Dean Steiner will co-chair a new working group to study campus names and iconography. The Campus Iconography Group will engage in broad outreach across the University and advise Penn leadership on further steps to “ensure that the placement and presence of statues and other prominent iconography better reflects our achievements and aspirations to increase the diversity of the Penn community.”
Housing affordability is a growing issue for Pennsylvanians, and renters, low-income households and minorities are disproportionately burdened by housing costs, according to a study shared online today by the Pennsylvania Housing Finance Agency. The Pennsylvania Comprehensive Housing Study, as it’s called, was co-authored by Vincent Reina, assistant professor of city and regional planning and faculty director of the Housing Initiative at Penn (HIP), HIP Director Claudia AIken, and city and regional planning students Jane Christen and Jason Schunkewitz, in collaboration with the Pennsylvania Housing Finance Agency.
As faculty across the Weitzman School have adapted their courses for webcams and computer screens this semester, they’ve found new ways to connect with students and make assignments meaningful.
In Designing the Megaregion: Meeting Urban Challenges at a New Scale (Island Press, 2020), Jonathan Barnett, retired professor of practice in the Department of City and Regional Planning, describes how to redesign megaregional growth using mostly private investment, without having to wait for massive government funding or new governmental structures.
Two teams of Penn students received honorable mentions in the highly competitive 2020 Urban Land Institute’s (ULI) Hines Student Competition.
Having played a key role in Philadelphia's first citywide housing plan, the assistant professor of city and regional planning is working to understand frictions and discrimination in the L.A. housing marketing and elsewhere.
Following a successful fundraising campaign, this summer, over 80 students and 30 faculty members representing almost every Weitzman program—including architecture, environmental building design, landscape architecture, city planning, urban spatial analytics, fine arts, preservation, and Integrated Product Design—and several labs are working on projects that are led by PennPraxis or led by faculty and supported by PennPraxis.
When spring semester study moved online in mid-March, suddenly Zoom or Blue Jeans or Panopto was as integral to teaching at Weitzman as the mastery of a subject and a commitment to students’ learning. Design Weekly asked six faculty members in the departments of Architecture, Landscape Architecture, City and Regional Planning, Fine Arts, and Historic Preservation talk about adapting their courses for the screen, and the rewards and constraints they found in the process.
Ashley Hahn, a city planning and historic preservation alum who received a new prize from the American Academy in Rome, talks about the experience of public spaces in Italy before and after the coronavirus pandemic.

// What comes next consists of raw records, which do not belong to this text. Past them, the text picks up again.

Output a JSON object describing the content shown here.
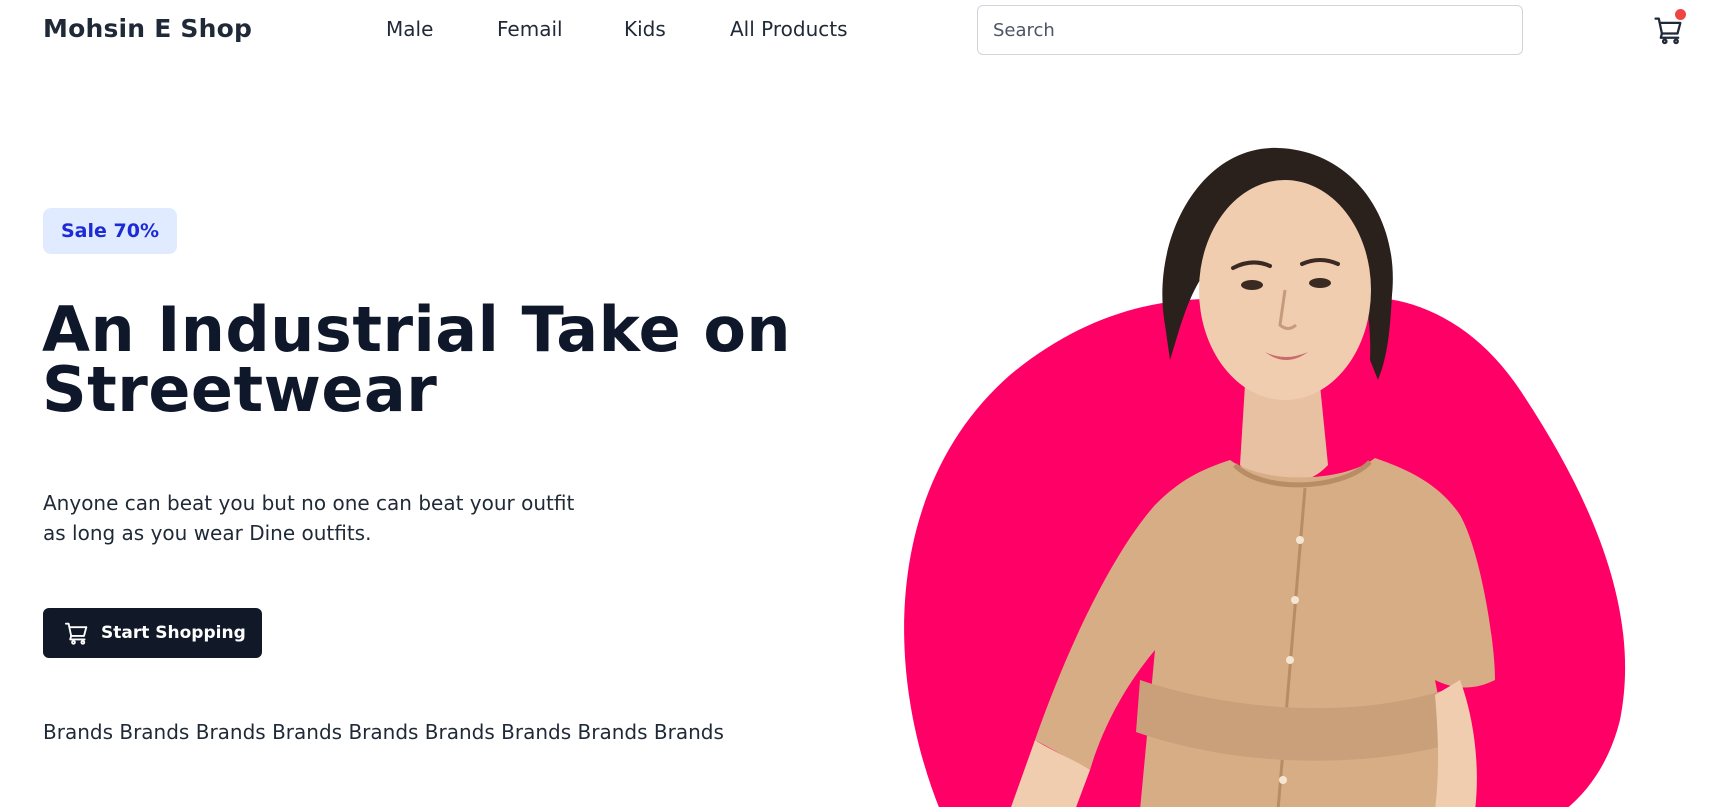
{
  "brand": {
    "name": "Mohsin E Shop"
  },
  "nav": {
    "links": [
      {
        "label": "Male"
      },
      {
        "label": "Femail"
      },
      {
        "label": "Kids"
      },
      {
        "label": "All Products"
      }
    ]
  },
  "search": {
    "placeholder": "Search",
    "value": ""
  },
  "cart": {
    "icon": "cart-icon",
    "has_notification": true,
    "dot_color": "#ef4444"
  },
  "hero": {
    "badge": "Sale 70%",
    "title_line1": "An Industrial Take on",
    "title_line2": "Streetwear",
    "subtitle_line1": "Anyone can beat you but no one can beat your outfit",
    "subtitle_line2": "as long as you wear Dine outfits.",
    "cta_label": "Start Shopping",
    "cta_icon": "cart-icon",
    "brands": [
      "Brands",
      "Brands",
      "Brands",
      "Brands",
      "Brands",
      "Brands",
      "Brands",
      "Brands",
      "Brands"
    ],
    "image": "woman-in-beige-dress-photo"
  },
  "colors": {
    "accent_pink": "#ff0066",
    "badge_bg": "#e0ebff",
    "badge_text": "#1d2bd6",
    "cta_bg": "#111827",
    "text_dark": "#0f172a"
  }
}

A team of City and Regional Planning students at Weitzman won the latest datathon organized by the Wharton Customer Analytics (WCA) for Electronic Arts (EA), the entertainment company behind such hit games as FIFA 17 and The Journey.
Lisa Servon, the Kevin and Erica Penn Presidential Professor and Chair of City and Regional Planning at the Weitzman School, has been named research fellow at the Filene Research Institute, where she’ll lead the newly-launched Center of Excellence for Consumer Financial Lives in Transition. The Center will focus on strengthening credit unions’ capacity to adapt to consumers’ changing financial lives and livelihoods as they face new forms of economic struggle and financial fragility.
Over the course of the fall 2019 semester, Weitzman students added their voices to the public discussion on climate change adaptation and infrastructure, as part of an interdisciplinary Landscape Architecture and City and Regional Planning studio called Designing a Green New Deal: The Spatial Politics of Our Response to Climate Change.